▶ _THE PROBLEM_
Working from the records beneath this line, reproduce each one exactly.

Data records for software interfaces
- Opening Delimiter -

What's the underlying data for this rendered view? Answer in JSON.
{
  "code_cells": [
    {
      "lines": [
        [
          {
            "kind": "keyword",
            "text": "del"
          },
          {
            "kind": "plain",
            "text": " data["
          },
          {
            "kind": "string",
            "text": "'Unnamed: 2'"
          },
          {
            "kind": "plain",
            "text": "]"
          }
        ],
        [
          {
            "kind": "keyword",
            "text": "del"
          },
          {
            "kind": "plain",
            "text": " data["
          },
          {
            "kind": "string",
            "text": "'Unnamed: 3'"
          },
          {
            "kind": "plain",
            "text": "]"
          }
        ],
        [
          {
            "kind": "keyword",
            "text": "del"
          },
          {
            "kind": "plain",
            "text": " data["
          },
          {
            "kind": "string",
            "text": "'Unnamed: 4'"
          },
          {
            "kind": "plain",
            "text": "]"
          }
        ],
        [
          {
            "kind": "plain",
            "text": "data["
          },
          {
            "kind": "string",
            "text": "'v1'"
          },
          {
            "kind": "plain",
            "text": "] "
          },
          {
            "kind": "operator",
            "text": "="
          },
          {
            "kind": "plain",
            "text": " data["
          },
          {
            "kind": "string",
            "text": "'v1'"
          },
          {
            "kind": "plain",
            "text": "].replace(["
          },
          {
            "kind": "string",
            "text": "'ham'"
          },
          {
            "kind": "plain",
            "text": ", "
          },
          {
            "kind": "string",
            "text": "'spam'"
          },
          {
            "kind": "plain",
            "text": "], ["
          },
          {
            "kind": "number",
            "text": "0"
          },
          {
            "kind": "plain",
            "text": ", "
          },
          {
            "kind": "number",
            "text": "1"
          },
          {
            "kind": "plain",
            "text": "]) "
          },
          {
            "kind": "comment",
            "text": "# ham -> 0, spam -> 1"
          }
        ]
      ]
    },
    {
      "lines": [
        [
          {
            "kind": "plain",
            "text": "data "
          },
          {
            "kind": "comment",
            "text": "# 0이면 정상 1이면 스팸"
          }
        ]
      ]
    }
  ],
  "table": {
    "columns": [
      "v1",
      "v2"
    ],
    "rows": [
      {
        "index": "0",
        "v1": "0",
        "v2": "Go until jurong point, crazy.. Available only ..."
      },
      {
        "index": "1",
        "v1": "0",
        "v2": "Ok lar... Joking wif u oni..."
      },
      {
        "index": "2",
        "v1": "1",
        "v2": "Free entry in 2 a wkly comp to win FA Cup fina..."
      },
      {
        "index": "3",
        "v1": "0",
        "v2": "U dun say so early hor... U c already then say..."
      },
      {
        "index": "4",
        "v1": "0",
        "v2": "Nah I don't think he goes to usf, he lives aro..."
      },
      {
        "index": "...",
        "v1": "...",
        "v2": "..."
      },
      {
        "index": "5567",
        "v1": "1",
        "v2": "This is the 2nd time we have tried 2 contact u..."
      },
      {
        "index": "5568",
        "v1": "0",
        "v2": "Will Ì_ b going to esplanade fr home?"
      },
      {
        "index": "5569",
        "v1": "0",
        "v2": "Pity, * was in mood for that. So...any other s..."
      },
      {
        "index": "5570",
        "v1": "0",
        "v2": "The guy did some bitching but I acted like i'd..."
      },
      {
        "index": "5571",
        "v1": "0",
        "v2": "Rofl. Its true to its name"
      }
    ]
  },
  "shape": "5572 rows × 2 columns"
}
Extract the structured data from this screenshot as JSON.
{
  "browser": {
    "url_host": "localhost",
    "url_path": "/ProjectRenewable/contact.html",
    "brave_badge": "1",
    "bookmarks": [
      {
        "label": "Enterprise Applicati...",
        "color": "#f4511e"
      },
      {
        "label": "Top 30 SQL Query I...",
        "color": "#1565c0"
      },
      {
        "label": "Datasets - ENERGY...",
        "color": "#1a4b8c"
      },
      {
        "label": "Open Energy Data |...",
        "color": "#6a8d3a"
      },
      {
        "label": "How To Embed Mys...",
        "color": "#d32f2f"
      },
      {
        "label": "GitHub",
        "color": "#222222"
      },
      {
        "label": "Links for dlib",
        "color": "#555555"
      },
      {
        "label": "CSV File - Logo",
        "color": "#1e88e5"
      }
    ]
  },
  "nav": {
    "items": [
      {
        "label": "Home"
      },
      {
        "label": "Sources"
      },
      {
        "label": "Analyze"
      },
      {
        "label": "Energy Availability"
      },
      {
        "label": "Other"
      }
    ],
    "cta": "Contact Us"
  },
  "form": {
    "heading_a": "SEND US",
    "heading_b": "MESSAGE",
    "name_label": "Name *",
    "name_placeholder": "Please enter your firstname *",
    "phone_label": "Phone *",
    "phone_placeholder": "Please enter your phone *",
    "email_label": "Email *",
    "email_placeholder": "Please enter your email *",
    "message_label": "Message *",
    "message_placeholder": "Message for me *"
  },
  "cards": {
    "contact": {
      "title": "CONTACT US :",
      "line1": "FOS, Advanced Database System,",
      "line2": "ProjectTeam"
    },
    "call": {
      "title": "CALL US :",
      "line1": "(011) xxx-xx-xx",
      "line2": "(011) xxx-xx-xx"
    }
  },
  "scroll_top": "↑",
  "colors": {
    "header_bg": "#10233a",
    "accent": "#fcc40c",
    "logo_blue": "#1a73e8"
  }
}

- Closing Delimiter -

▶ _OUTPUT BELOW_
What's the underlying data for this rendered view? Answer in JSON.
{
  "code_cells": [
    {
      "lines": [
        [
          {
            "kind": "keyword",
            "text": "del"
          },
          {
            "kind": "plain",
            "text": " data["
          },
          {
            "kind": "string",
            "text": "'Unnamed: 2'"
          },
          {
            "kind": "plain",
            "text": "]"
          }
        ],
        [
          {
            "kind": "keyword",
            "text": "del"
          },
          {
            "kind": "plain",
            "text": " data["
          },
          {
            "kind": "string",
            "text": "'Unnamed: 3'"
          },
          {
            "kind": "plain",
            "text": "]"
          }
        ],
        [
          {
            "kind": "keyword",
            "text": "del"
          },
          {
            "kind": "plain",
            "text": " data["
          },
          {
            "kind": "string",
            "text": "'Unnamed: 4'"
          },
          {
            "kind": "plain",
            "text": "]"
          }
        ],
        [
          {
            "kind": "plain",
            "text": "data["
          },
          {
            "kind": "string",
            "text": "'v1'"
          },
          {
            "kind": "plain",
            "text": "] "
          },
          {
            "kind": "operator",
            "text": "="
          },
          {
            "kind": "plain",
            "text": " data["
          },
          {
            "kind": "string",
            "text": "'v1'"
          },
          {
            "kind": "plain",
            "text": "].replace(["
          },
          {
            "kind": "string",
            "text": "'ham'"
          },
          {
            "kind": "plain",
            "text": ", "
          },
          {
            "kind": "string",
            "text": "'spam'"
          },
          {
            "kind": "plain",
            "text": "], ["
          },
          {
            "kind": "number",
            "text": "0"
          },
          {
            "kind": "plain",
            "text": ", "
          },
          {
            "kind": "number",
            "text": "1"
          },
          {
            "kind": "plain",
            "text": "]) "
          },
          {
            "kind": "comment",
            "text": "# ham -> 0, spam -> 1"
          }
        ]
      ]
    },
    {
      "lines": [
        [
          {
            "kind": "plain",
            "text": "data "
          },
          {
            "kind": "comment",
            "text": "# 0이면 정상 1이면 스팸"
          }
        ]
      ]
    }
  ],
  "table": {
    "columns": [
      "v1",
      "v2"
    ],
    "rows": [
      {
        "index": "0",
        "v1": "0",
        "v2": "Go until jurong point, crazy.. Available only ..."
      },
      {
        "index": "1",
        "v1": "0",
        "v2": "Ok lar... Joking wif u oni..."
      },
      {
        "index": "2",
        "v1": "1",
        "v2": "Free entry in 2 a wkly comp to win FA Cup fina..."
      },
      {
        "index": "3",
        "v1": "0",
        "v2": "U dun say so early hor... U c already then say..."
      },
      {
        "index": "4",
        "v1": "0",
        "v2": "Nah I don't think he goes to usf, he lives aro..."
      },
      {
        "index": "...",
        "v1": "...",
        "v2": "..."
      },
      {
        "index": "5567",
        "v1": "1",
        "v2": "This is the 2nd time we have tried 2 contact u..."
      },
      {
        "index": "5568",
        "v1": "0",
        "v2": "Will Ì_ b going to esplanade fr home?"
      },
      {
        "index": "5569",
        "v1": "0",
        "v2": "Pity, * was in mood for that. So...any other s..."
      },
      {
        "index": "5570",
        "v1": "0",
        "v2": "The guy did some bitching but I acted like i'd..."
      },
      {
        "index": "5571",
        "v1": "0",
        "v2": "Rofl. Its true to its name"
      }
    ]
  },
  "shape": "5572 rows × 2 columns"
}
Extract the structured data from this screenshot as JSON.
{
  "browser": {
    "url_host": "localhost",
    "url_path": "/ProjectRenewable/contact.html",
    "brave_badge": "1",
    "bookmarks": [
      {
        "label": "Enterprise Applicati...",
        "color": "#f4511e"
      },
      {
        "label": "Top 30 SQL Query I...",
        "color": "#1565c0"
      },
      {
        "label": "Datasets - ENERGY...",
        "color": "#1a4b8c"
      },
      {
        "label": "Open Energy Data |...",
        "color": "#6a8d3a"
      },
      {
        "label": "How To Embed Mys...",
        "color": "#d32f2f"
      },
      {
        "label": "GitHub",
        "color": "#222222"
      },
      {
        "label": "Links for dlib",
        "color": "#555555"
      },
      {
        "label": "CSV File - Logo",
        "color": "#1e88e5"
      }
    ]
  },
  "nav": {
    "items": [
      {
        "label": "Home"
      },
      {
        "label": "Sources"
      },
      {
        "label": "Analyze"
      },
      {
        "label": "Energy Availability"
      },
      {
        "label": "Other"
      }
    ],
    "cta": "Contact Us"
  },
  "form": {
    "heading_a": "SEND US",
    "heading_b": "MESSAGE",
    "name_label": "Name *",
    "name_placeholder": "Please enter your firstname *",
    "phone_label": "Phone *",
    "phone_placeholder": "Please enter your phone *",
    "email_label": "Email *",
    "email_placeholder": "Please enter your email *",
    "message_label": "Message *",
    "message_placeholder": "Message for me *"
  },
  "cards": {
    "contact": {
      "title": "CONTACT US :",
      "line1": "FOS, Advanced Database System,",
      "line2": "ProjectTeam"
    },
    "call": {
      "title": "CALL US :",
      "line1": "(011) xxx-xx-xx",
      "line2": "(011) xxx-xx-xx"
    }
  },
  "scroll_top": "↑",
  "colors": {
    "header_bg": "#10233a",
    "accent": "#fcc40c",
    "logo_blue": "#1a73e8"
  }
}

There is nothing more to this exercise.